▸ **Instructions for the task**:
Copy out all the lines in the records that include the word "mengembangkan".
[Start of Attachment]
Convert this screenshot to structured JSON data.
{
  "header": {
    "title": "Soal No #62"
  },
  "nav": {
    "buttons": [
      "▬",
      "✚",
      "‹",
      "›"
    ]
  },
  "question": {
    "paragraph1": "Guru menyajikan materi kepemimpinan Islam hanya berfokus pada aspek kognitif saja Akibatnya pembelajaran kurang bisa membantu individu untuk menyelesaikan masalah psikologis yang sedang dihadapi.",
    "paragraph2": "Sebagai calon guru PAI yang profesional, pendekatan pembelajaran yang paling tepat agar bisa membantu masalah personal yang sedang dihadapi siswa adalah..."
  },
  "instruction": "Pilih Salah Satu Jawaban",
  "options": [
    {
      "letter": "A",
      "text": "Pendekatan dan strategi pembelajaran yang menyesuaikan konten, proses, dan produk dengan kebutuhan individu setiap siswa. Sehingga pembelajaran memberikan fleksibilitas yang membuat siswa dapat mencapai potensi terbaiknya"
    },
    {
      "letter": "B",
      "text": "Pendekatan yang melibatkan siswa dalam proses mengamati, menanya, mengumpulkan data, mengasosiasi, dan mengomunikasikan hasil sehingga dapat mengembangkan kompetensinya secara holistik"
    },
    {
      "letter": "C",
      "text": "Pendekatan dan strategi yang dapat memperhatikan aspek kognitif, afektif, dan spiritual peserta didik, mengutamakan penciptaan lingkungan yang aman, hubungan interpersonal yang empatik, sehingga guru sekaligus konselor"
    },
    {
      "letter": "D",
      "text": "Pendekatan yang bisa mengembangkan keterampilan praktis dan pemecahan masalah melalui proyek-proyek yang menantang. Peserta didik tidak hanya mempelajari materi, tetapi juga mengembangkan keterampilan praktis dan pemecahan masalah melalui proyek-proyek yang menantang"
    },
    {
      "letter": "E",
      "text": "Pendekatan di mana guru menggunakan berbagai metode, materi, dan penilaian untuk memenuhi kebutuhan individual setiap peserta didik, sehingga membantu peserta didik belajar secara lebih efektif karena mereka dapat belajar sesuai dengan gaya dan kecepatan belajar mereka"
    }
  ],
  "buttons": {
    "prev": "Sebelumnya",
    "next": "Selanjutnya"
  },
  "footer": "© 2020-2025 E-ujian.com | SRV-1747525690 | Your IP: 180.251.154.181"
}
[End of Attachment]
▸ **Response below**:
      "text": "Pendekatan yang melibatkan siswa dalam proses mengamati, menanya, mengumpulkan data, mengasosiasi, dan mengomunikasikan hasil sehingga dapat mengembangkan kompetensinya secara holistik"
      "text": "Pendekatan yang bisa mengembangkan keterampilan praktis dan pemecahan masalah melalui proyek-proyek yang menantang. Peserta didik tidak hanya mempelajari materi, tetapi juga mengembangkan keterampilan praktis dan pemecahan masalah melalui proyek-proyek yang menantang"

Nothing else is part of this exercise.